----- Material provided -----
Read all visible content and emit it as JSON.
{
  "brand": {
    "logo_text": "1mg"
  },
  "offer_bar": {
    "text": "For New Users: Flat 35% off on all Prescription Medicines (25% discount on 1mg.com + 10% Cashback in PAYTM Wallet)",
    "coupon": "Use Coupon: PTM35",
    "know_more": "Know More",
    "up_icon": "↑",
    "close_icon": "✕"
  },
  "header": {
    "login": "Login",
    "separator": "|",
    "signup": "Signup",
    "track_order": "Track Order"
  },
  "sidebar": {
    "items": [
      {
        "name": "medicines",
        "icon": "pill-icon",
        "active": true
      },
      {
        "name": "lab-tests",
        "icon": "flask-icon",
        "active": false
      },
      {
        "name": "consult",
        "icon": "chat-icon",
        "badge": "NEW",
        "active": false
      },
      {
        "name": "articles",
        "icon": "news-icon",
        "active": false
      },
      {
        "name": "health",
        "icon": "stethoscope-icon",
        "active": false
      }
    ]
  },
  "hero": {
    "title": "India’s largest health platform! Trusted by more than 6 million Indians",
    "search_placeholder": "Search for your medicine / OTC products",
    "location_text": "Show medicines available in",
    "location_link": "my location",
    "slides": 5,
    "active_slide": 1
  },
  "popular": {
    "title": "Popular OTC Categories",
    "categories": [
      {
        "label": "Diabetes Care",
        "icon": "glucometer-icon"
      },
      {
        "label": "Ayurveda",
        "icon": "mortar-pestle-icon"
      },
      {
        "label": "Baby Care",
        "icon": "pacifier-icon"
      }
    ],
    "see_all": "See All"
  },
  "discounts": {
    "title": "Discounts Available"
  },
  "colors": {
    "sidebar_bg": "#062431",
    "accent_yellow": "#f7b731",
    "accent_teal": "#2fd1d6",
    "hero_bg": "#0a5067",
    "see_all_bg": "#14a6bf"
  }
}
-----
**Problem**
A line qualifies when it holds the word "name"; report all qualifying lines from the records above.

**Answer area**
        "name": "medicines",
        "name": "lab-tests",
        "name": "consult",
        "name": "articles",
        "name": "health",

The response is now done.